My road to success has started in 2007, as I enrolled at MEPhI. At that moment, it was obvious for me to choose this university and the Faculty of Theoretical and Experimental Physics among all other options. Initially, I wanted to study computer programming or applied mathematics. However, in order to boost my chances of enrolling at university and relax after the prom night instead of passing entrance exams, just as my classmates would do, I took additional lessons of physics and mathematics from Viktor A. Kharbrov, the employee of the Plasma Physics Department of MEPhI and the design engineer of the first-ever ion-plasma spacecraft engines. I was always fascinated by space exploration and aeronautics, and liked science fiction, so our communication with Mr. Khrabrov really convinced me to become engineer and physicist and graduate from MEPhI.
Also, it was Mr. Khrabrov who introduced me to the Plasma Physics Department after I became one of MEPhI students. At about the same time, the society was getting more and more interested in nanotechnology, the government was expanding funding for research in this field of knowledge, and Rosnano was created. Given all these factors, in the end of my 2nd year of study I decided to continue my education at the Plasma Physics Department, studying plasma-assisted surface modification and thin film precipitation.
I liked studying at the Department, perhaps more than I liked the first two years of education with their non-specialized courses. It was due to the fact the courses became more relevant, and we were given more opportunities to work with plasma facilities and physical process modelling on PC. What I liked even more was the way the department staff and teachers addressed us – more like future colleagues, not just ordinary students. I highly appreciated how closely department activity was integrated with the international one, and the experience of joint research with other Russian and foreign institutes and students. Of course, there were some courses not so useful as regards the current state of scientific development. Still I treated them as another opportunity to develop skills in independent goal prioritization and resource allocation. Now, as the years passed, I understand it was a good decision, since it would be more difficult to develop such skills being already fully engaged in professional activity.
Between 2010 and 2013, I not only studied, but worked at the Plasma Physics Department. Under the supervision of Alexander A. Pisarev and in collaboration with Joint Institute for High Temperatures of the Russian Academy of Sciences and the Illinois Institute of Technology, I had a personal project on modification of supercondenser current collectors by precipitating functional coatings from magnetron charge plasma on its surface.

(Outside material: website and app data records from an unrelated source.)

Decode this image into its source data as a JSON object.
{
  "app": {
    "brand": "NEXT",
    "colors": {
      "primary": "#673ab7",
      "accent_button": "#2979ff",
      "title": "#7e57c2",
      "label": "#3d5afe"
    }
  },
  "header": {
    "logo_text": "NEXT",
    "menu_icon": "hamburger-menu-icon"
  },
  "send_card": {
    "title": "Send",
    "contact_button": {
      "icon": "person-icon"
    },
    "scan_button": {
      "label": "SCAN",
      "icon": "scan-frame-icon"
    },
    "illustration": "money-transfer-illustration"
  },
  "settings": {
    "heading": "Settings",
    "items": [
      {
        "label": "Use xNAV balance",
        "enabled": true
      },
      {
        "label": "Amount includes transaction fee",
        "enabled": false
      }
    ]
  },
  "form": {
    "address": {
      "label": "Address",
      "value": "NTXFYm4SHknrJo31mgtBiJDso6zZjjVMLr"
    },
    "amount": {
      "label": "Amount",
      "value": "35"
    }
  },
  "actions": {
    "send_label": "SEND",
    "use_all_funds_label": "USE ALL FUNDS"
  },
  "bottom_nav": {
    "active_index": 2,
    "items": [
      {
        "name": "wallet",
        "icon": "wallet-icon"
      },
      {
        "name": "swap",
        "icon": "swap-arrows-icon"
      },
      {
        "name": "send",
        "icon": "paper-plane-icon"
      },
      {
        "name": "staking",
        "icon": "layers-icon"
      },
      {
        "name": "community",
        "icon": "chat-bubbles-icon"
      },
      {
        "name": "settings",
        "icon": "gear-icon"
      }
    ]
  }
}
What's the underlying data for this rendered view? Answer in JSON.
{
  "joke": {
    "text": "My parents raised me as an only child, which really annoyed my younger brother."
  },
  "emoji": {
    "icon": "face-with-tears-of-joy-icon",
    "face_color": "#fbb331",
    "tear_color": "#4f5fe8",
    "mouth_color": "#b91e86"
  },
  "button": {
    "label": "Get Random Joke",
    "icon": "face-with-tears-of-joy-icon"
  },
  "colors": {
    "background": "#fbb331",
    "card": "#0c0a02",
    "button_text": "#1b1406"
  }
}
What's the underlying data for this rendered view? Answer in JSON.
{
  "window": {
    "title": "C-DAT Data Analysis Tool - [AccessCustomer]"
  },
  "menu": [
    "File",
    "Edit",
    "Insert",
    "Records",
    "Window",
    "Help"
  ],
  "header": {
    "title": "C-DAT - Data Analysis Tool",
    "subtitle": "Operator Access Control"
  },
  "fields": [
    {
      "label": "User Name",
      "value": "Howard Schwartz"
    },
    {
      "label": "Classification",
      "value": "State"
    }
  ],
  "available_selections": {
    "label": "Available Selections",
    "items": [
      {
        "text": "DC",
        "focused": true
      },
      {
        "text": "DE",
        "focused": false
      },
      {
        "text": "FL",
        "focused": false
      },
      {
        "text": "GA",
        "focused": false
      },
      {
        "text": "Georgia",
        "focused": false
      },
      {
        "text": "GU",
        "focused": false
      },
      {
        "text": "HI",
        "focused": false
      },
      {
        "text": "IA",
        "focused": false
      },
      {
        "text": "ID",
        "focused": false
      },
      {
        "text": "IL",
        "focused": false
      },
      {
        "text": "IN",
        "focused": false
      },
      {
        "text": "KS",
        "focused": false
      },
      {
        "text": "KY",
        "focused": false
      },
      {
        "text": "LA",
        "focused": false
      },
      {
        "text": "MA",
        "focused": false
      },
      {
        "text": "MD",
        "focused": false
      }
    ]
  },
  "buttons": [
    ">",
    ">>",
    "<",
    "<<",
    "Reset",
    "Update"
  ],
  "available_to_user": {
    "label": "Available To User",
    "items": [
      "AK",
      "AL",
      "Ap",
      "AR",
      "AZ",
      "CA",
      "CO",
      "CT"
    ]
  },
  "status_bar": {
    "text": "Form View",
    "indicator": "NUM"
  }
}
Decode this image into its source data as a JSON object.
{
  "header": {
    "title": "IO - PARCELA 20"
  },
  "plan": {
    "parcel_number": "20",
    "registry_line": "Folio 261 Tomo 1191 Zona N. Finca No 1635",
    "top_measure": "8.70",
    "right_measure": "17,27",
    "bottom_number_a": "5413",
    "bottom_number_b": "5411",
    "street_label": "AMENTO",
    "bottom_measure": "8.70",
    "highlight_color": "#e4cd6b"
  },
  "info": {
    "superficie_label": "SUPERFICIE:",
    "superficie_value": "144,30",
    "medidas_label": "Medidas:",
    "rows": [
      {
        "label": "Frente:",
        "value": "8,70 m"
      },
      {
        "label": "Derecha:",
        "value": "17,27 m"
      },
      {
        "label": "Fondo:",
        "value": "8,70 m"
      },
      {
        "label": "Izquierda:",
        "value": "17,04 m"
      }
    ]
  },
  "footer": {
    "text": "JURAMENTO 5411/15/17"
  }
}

In 2012, I studied abroad for a bit more than 3 months in Kyushu University, Japan, undertaking an internship in the field of Statistical and synergetic conceptions of plasma physics. The memories about that training course are incredible, and I’ll keep them for the rest of my life. Asked about that time, I can talk for hours. In a few words, Japan is unlike anything I’ve ever seen in its common life and experience of collaboration with the Japanese colleagues while conducting research on the Steady-state Spherical Tokamak (QUEST) of Institute for Thermonuclear Research TRIAM.
Having graduated from the university, I was invited to work for NSG Pilkington Glass (Great Britain), as it started up a new plant for production of architectural glass with energy-saving thin film coating in the Moscow Oblast. I returned to Russia at the same time construction of buildings and equipment supply were started, and continued working there after the plant started operating, having gone from a Process Engineer to Deputy Operations Manager – Head of R&D, as I am now.
I’m keeping develop my professional skills, and here goes the list of some of my career achievements:
- successful management of projects on start-up and modernization of thin film sector production sites, development of new products and production processes, industrial scaling and technological transfer, business development within the framework of the full product lifecycle management processes;
- authorship of ten invention patents, publications in Russian and international cross-sector scientific journals;
- participation in various conferences, symposiums and exhibitions as an invited speaker.
Due to the mentioned achievements, I have become:
- a current member of The European Society of Thin Films (EFDS e.V.) since 2015;
- a subject matter expert in KPGM U.S. (in the field of Analytical laboratory Equipment since 2015) and Expert Network Group LLC (in the field of Industrial Thin Film Technologies since 2016);
and entered the Board of Directors of International Council for Coatings on Glass and Plastics in 2016, having become the Chairman of the Department “Conversion and storage of light and energy, and display technologies” in 2017.
My scientific research is currently centered on hydro- and lipophobic thin film and optical coatings, formation of ordered structures in thin films, accumulation and transfer of gaseous phase in thin films.
I’m sure opportunities for such professional achievements were given me by MEPhI. Graduation from MEPhI, and the Plasma Physics Department in particular, gives a powerful impetus for quick career development from the very beginning. MEPhI teaches you to think properly, analyze things, and systematically find ways to solve a problem, whatever its causes, without putting you under rigid constraints of formally acquired profession. The most important thing, however, is that there you learn not only to combine previous decisions to obtain relatively new results, but to create something brand new. The fact that it is not so easy to encounter such skills in our modern world makes them particularly valuable. Based on previous and current experience, I would like to emphasize that MEPhI is one of few Russian higher education institutions training completely prepared graduates that are ready to get to work as soon as they are employed, rather than acquire needed skills during professional activity.